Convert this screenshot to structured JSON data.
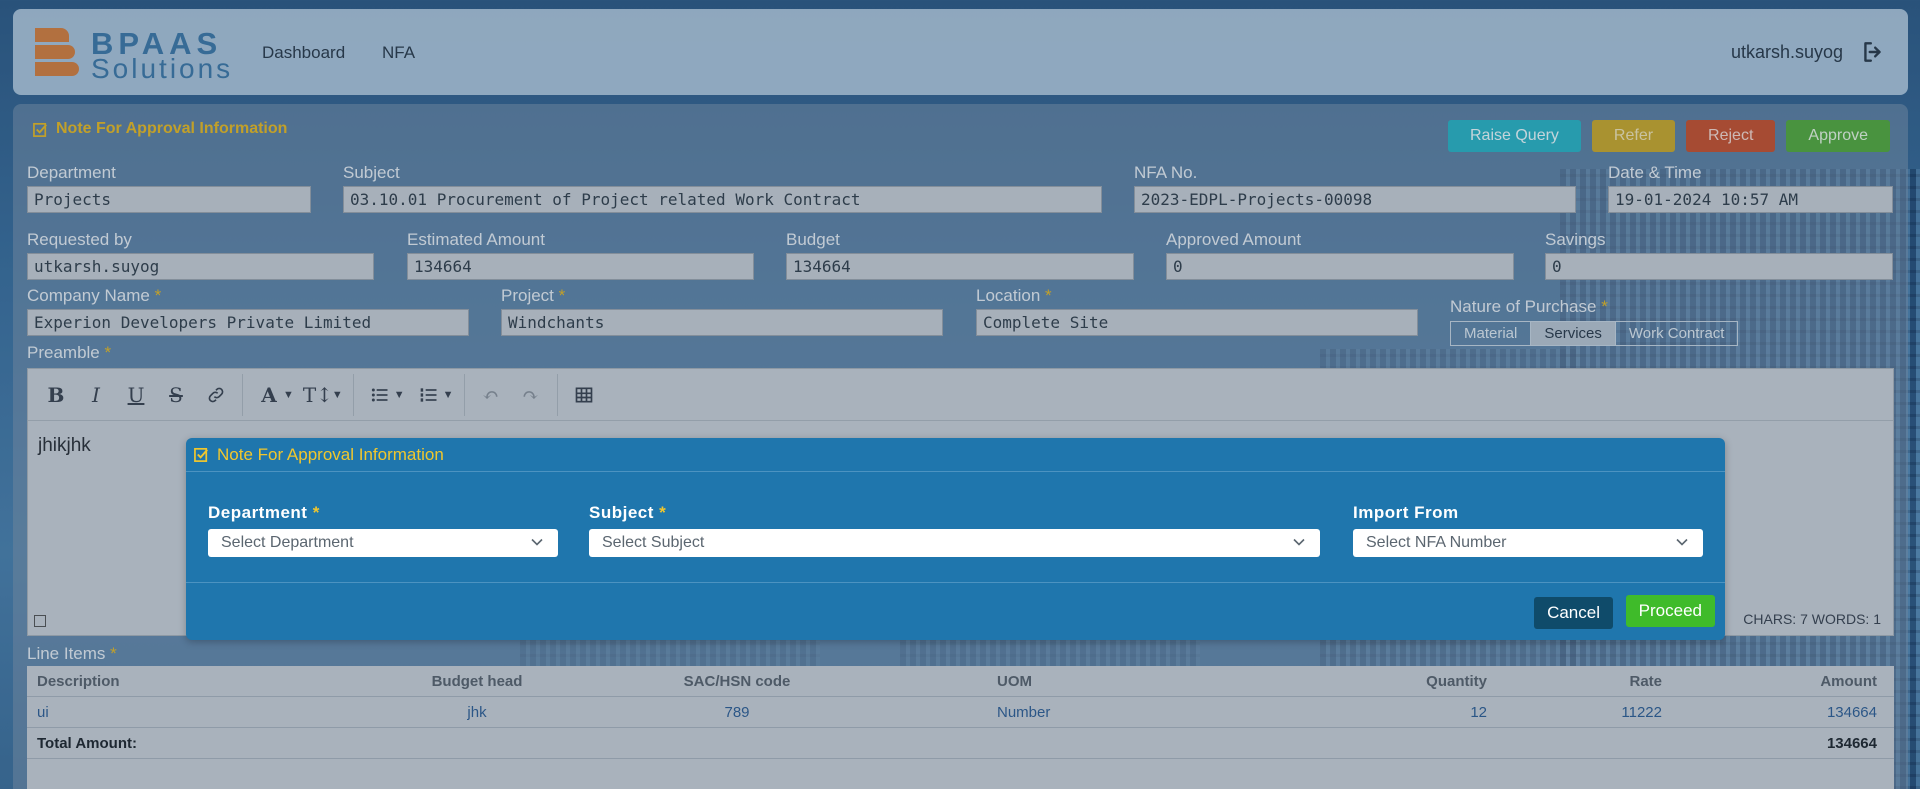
{
  "header": {
    "logo_line1": "BPAAS",
    "logo_line2": "Solutions",
    "nav": [
      "Dashboard",
      "NFA"
    ],
    "user": "utkarsh.suyog"
  },
  "form": {
    "section_title": "Note For Approval Information",
    "actions": {
      "raise_query": "Raise Query",
      "refer": "Refer",
      "reject": "Reject",
      "approve": "Approve"
    },
    "department": {
      "label": "Department",
      "value": "Projects"
    },
    "subject": {
      "label": "Subject",
      "value": "03.10.01 Procurement of Project related Work Contract"
    },
    "nfa_no": {
      "label": "NFA No.",
      "value": "2023-EDPL-Projects-00098"
    },
    "date_time": {
      "label": "Date & Time",
      "value": "19-01-2024 10:57 AM"
    },
    "requested_by": {
      "label": "Requested by",
      "value": "utkarsh.suyog"
    },
    "estimated_amount": {
      "label": "Estimated Amount",
      "value": "134664"
    },
    "budget": {
      "label": "Budget",
      "value": "134664"
    },
    "approved_amount": {
      "label": "Approved Amount",
      "value": "0"
    },
    "savings": {
      "label": "Savings",
      "value": "0"
    },
    "company_name": {
      "label": "Company Name",
      "value": "Experion Developers Private Limited"
    },
    "project": {
      "label": "Project",
      "value": "Windchants"
    },
    "location": {
      "label": "Location",
      "value": "Complete Site"
    },
    "nature_of_purchase": {
      "label": "Nature of Purchase",
      "options": [
        "Material",
        "Services",
        "Work Contract"
      ],
      "selected": "Services"
    },
    "required_mark": "*",
    "preamble": {
      "label": "Preamble",
      "content": "jhikjhk",
      "status": "CHARS: 7   WORDS: 1"
    },
    "line_items": {
      "label": "Line Items",
      "columns": [
        "Description",
        "Budget head",
        "SAC/HSN code",
        "UOM",
        "Quantity",
        "Rate",
        "Amount"
      ],
      "rows": [
        [
          "ui",
          "jhk",
          "789",
          "Number",
          "12",
          "11222",
          "134664"
        ]
      ],
      "total_label": "Total Amount:",
      "total_value": "134664"
    }
  },
  "modal": {
    "title": "Note For Approval Information",
    "department": {
      "label": "Department",
      "placeholder": "Select Department"
    },
    "subject": {
      "label": "Subject",
      "placeholder": "Select Subject"
    },
    "import_from": {
      "label": "Import From",
      "placeholder": "Select NFA Number"
    },
    "cancel": "Cancel",
    "proceed": "Proceed"
  },
  "colors": {
    "accent_yellow": "#e7b923",
    "modal_bg": "#1f76ad",
    "proceed_green": "#3fbb2a",
    "cancel_dark": "#0f4b6a"
  }
}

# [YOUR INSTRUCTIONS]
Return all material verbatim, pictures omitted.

# [RESULT]
Convert this screenshot to structured JSON data.
{
  "header": {
    "logo_line1": "BPAAS",
    "logo_line2": "Solutions",
    "nav": [
      "Dashboard",
      "NFA"
    ],
    "user": "utkarsh.suyog"
  },
  "form": {
    "section_title": "Note For Approval Information",
    "actions": {
      "raise_query": "Raise Query",
      "refer": "Refer",
      "reject": "Reject",
      "approve": "Approve"
    },
    "department": {
      "label": "Department",
      "value": "Projects"
    },
    "subject": {
      "label": "Subject",
      "value": "03.10.01 Procurement of Project related Work Contract"
    },
    "nfa_no": {
      "label": "NFA No.",
      "value": "2023-EDPL-Projects-00098"
    },
    "date_time": {
      "label": "Date & Time",
      "value": "19-01-2024 10:57 AM"
    },
    "requested_by": {
      "label": "Requested by",
      "value": "utkarsh.suyog"
    },
    "estimated_amount": {
      "label": "Estimated Amount",
      "value": "134664"
    },
    "budget": {
      "label": "Budget",
      "value": "134664"
    },
    "approved_amount": {
      "label": "Approved Amount",
      "value": "0"
    },
    "savings": {
      "label": "Savings",
      "value": "0"
    },
    "company_name": {
      "label": "Company Name",
      "value": "Experion Developers Private Limited"
    },
    "project": {
      "label": "Project",
      "value": "Windchants"
    },
    "location": {
      "label": "Location",
      "value": "Complete Site"
    },
    "nature_of_purchase": {
      "label": "Nature of Purchase",
      "options": [
        "Material",
        "Services",
        "Work Contract"
      ],
      "selected": "Services"
    },
    "required_mark": "*",
    "preamble": {
      "label": "Preamble",
      "content": "jhikjhk",
      "status": "CHARS: 7   WORDS: 1"
    },
    "line_items": {
      "label": "Line Items",
      "columns": [
        "Description",
        "Budget head",
        "SAC/HSN code",
        "UOM",
        "Quantity",
        "Rate",
        "Amount"
      ],
      "rows": [
        [
          "ui",
          "jhk",
          "789",
          "Number",
          "12",
          "11222",
          "134664"
        ]
      ],
      "total_label": "Total Amount:",
      "total_value": "134664"
    }
  },
  "modal": {
    "title": "Note For Approval Information",
    "department": {
      "label": "Department",
      "placeholder": "Select Department"
    },
    "subject": {
      "label": "Subject",
      "placeholder": "Select Subject"
    },
    "import_from": {
      "label": "Import From",
      "placeholder": "Select NFA Number"
    },
    "cancel": "Cancel",
    "proceed": "Proceed"
  },
  "colors": {
    "accent_yellow": "#e7b923",
    "modal_bg": "#1f76ad",
    "proceed_green": "#3fbb2a",
    "cancel_dark": "#0f4b6a"
  }
}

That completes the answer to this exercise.